This was not the first time Ellen White had confronted significant loss. Her youngest son, John Herbert, died as an infant in December of 1860. Just three years later James and Ellen lost their oldest son, 16-year-old Henry. Both parents and the two surviving sons deeply mourned the youngest branch of their family tree, as well as the oldest, whose sweet songs were keenly missed.⁵ With each occurrence of loss, however, Ellen White fixed her eyes on the resurrection at Jesus’ second coming.

Following Paul’s counsel to the church in Thessalonica, Ellen White did not grieve “as others who have no hope” (1 Thess. 4:13). She knew humanity’s state in death and the promise of the resurrection. She fixed her eyes on the reality that death’s earthly sleep will soon be reversed for those who love Jesus.

At one point in her ministry, Ellen White counseled a grieving minister who “hugged the grief to [his] bosom, . . . loved to dwell upon it, and . . . allowed [his] mind and thoughts to be seriously occupied with [his] grief.”⁶ Finding herself in the same position, Ellen White wrote, “I keenly feel my loss, but dare not give myself up to useless grief.”⁷

Ellen White did not deny the reality of grief in the experience of others or even her own. She did not minimize the importance to work through these complex feelings. She did, however, make a distinction between the tendency to mourn loss in a self-centered, obsessive grief for which there is no remedy, as opposed to mourning in the light of God’s promises, which are intended to give hope that days of sorrow will be transformed to joy. By faith in God’s Word, this is an experience we can have today.
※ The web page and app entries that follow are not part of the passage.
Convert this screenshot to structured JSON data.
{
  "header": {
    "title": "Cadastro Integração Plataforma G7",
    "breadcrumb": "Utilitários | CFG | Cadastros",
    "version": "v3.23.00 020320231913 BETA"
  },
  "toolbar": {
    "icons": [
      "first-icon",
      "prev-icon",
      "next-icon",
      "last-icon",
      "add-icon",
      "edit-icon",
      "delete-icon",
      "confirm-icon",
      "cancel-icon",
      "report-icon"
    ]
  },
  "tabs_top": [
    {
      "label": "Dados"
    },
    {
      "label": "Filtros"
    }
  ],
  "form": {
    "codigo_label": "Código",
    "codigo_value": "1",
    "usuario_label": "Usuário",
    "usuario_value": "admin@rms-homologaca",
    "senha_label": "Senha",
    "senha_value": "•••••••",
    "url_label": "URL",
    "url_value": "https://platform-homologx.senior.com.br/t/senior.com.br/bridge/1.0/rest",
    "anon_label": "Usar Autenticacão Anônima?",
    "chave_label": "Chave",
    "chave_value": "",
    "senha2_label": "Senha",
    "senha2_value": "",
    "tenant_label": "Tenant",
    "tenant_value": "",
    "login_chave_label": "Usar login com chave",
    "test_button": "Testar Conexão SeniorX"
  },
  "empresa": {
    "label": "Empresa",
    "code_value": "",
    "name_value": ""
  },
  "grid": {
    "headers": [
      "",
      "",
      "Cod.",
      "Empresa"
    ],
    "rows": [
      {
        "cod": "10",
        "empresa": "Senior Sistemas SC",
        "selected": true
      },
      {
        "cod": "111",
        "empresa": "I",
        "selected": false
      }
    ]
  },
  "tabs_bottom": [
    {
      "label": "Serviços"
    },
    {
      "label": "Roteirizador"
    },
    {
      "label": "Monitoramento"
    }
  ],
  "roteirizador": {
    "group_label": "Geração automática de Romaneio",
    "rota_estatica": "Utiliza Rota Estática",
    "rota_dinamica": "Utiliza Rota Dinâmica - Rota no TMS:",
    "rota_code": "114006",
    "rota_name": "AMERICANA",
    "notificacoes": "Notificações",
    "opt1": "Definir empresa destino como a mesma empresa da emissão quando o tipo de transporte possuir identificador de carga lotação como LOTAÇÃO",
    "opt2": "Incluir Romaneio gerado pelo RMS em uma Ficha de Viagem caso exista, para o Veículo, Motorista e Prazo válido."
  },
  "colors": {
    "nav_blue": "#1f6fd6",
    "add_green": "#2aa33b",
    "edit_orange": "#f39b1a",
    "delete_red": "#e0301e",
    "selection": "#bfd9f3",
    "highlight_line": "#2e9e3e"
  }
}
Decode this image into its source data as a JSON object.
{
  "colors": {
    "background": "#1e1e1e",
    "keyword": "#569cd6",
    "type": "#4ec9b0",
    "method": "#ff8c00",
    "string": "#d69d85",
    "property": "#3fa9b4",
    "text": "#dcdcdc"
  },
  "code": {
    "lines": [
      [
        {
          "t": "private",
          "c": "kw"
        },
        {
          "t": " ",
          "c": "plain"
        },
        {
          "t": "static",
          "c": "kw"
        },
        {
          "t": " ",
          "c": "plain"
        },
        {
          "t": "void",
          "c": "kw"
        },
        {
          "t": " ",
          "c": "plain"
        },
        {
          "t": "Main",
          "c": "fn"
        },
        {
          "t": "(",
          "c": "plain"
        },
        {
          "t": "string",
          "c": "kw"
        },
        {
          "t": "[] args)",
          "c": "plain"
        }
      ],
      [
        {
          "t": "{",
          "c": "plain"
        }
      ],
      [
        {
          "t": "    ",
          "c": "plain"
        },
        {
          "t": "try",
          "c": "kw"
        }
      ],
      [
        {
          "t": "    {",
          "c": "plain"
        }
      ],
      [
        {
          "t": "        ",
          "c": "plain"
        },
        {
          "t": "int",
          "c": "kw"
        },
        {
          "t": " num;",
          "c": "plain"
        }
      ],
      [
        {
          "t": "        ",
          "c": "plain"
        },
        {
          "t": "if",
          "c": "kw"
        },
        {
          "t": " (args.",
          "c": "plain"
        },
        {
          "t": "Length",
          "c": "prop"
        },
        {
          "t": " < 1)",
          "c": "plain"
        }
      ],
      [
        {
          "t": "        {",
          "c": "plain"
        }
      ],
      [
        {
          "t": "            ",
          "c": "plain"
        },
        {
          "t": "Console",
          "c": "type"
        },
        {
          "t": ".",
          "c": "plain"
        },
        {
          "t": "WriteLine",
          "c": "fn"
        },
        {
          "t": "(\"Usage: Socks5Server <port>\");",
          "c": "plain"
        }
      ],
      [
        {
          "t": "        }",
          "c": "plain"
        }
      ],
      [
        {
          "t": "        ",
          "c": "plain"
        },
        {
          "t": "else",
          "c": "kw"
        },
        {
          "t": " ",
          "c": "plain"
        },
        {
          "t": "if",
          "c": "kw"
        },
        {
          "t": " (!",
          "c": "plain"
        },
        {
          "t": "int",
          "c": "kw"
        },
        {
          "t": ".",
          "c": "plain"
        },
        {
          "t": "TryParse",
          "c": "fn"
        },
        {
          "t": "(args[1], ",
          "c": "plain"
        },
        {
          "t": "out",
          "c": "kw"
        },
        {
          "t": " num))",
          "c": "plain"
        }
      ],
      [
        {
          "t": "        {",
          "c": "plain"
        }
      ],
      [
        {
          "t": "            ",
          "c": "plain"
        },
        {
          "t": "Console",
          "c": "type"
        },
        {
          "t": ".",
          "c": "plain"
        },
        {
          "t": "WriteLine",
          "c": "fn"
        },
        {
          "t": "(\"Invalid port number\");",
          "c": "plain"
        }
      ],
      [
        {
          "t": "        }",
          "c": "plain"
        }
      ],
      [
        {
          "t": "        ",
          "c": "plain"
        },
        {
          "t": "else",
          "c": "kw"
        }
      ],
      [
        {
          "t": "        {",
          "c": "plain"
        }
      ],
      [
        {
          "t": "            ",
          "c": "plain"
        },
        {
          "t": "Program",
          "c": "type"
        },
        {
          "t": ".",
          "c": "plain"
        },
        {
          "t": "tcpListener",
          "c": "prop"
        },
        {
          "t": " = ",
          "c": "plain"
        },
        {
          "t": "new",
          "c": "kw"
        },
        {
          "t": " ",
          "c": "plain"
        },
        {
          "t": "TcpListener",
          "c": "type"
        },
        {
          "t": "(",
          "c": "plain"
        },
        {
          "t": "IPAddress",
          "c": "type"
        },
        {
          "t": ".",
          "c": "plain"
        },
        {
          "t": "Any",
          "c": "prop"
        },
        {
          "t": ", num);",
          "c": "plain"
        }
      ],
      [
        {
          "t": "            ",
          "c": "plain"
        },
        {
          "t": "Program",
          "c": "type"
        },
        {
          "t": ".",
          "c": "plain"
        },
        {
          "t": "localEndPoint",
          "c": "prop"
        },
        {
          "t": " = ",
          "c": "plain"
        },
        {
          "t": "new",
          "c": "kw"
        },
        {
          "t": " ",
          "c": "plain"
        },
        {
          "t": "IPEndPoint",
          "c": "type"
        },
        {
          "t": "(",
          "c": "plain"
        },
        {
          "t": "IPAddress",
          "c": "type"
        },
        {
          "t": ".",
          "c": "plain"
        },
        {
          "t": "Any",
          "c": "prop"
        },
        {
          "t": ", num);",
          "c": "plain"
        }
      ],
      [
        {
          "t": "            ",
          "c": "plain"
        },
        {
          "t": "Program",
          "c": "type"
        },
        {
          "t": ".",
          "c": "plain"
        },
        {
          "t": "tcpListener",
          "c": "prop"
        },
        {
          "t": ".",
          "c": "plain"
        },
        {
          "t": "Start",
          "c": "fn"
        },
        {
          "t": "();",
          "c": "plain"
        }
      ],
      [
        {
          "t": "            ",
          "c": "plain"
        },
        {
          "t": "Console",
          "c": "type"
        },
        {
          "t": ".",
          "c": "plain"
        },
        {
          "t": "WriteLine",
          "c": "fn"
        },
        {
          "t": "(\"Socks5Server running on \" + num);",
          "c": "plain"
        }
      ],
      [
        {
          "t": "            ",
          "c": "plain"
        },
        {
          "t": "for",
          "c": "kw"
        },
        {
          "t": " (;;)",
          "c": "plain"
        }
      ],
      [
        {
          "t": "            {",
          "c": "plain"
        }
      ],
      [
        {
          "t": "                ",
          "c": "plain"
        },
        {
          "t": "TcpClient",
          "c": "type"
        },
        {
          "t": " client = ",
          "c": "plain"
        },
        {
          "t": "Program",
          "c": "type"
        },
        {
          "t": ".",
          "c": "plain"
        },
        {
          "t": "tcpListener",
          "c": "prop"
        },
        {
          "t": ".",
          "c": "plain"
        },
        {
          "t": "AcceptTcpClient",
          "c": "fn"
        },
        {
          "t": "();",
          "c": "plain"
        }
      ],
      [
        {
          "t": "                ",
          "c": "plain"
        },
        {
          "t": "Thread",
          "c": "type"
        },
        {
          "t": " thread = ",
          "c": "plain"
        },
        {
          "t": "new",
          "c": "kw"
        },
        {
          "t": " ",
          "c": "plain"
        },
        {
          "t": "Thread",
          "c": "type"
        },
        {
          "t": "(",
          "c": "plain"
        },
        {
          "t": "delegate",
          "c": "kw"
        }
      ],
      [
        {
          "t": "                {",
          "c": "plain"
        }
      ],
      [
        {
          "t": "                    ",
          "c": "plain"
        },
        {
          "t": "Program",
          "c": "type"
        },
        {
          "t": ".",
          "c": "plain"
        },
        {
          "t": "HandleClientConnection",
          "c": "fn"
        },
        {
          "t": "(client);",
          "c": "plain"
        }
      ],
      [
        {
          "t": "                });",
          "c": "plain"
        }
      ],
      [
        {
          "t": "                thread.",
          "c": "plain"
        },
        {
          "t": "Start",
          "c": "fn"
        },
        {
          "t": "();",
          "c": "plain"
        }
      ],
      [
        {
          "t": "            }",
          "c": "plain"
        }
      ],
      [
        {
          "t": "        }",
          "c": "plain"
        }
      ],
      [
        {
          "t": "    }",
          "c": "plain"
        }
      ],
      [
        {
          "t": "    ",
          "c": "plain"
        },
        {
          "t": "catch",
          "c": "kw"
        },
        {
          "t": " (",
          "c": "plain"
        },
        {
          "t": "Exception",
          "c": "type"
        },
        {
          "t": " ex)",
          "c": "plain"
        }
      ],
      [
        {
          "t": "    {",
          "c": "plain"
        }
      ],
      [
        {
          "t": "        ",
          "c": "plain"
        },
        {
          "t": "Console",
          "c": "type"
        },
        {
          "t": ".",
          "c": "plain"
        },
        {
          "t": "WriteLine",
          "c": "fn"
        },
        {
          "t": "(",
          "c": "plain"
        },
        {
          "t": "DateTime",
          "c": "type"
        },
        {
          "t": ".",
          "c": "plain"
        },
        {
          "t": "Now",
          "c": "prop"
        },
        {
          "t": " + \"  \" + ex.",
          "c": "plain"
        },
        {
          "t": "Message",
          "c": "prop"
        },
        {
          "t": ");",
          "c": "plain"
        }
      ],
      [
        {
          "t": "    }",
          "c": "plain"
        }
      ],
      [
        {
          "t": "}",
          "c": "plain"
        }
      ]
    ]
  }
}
White came to the place where she could “look with pleasure upon his resting place”⁸ as she anticipated that her sleeping husband would soon be brought forth from the grave. With this newfound peace, she determined to honor her husband’s memory by continuing the work God had given her to do.

While at the beginning of her account she mourned the reality of moving ahead without her companion, at the conclusion she resolved to “take up my life work alone, in full confidence that my Redeemer will be with me.”⁹

Indeed, she did take up her appointed work. Ten years after James’s passing, she boarded a ship for Australia, where new ministries were established and important books were written. More than just accomplishing tasks, she desired that her ministry be characterized by kindness, gentleness, and patience. Her own bereavement made her more sensitive to the struggles of the living.


Ellen White addresses two practical ways we can process grief. First, she commends us to greater resistance against sin and the powers of darkness, which have brought the sting of death and loss. Second, she encourages us to serve Christ more passionately, knowing that the scars of human grief will be fully healed only when the Sun of Righteousness arises with healing in His wings (see Mal. 4:2).

During a time of widespread grief and loss, those words my wife’s parents memorialized in the form of a portrait offer a challenge and a positive step on the journey to healing: “The best way in which I and my children can honor the memory of him who has fallen,” Ellen White says, “is to take the work where he left it, and in the strength of Jesus carry it forward to completion.”¹⁰

We too can honor those whom we have lost by moving forward with renewed purpose, desiring to see their faces again, and chiefly, the face of our Redeemer, who makes this possible.

¹ Ellen G. White, Life Sketches of Ellen G. White (Mountain View, Calif.: Pacific Press Pub. Assn., 1915), p. 249.
² Ibid., p. 247.
³ Ibid.
Ibid., p. 252.
⁵ Ellen G. White, Testimonies for the Church (Mountain View, Calif.: Pacific Press Pub. Assn., 1948), vol. 1, p. 103.
⁶ Ellen G. White, Mind, Character, and Personality (Nashville: Southern Pub. Assn., 1977), vol. 2, p. 461.
⁷ E. G. White, Life Sketches, p. 253. (Italics supplied.)
Ibid., p. 254.
¹⁰ Ibid., p. 253.

Jarod Thomas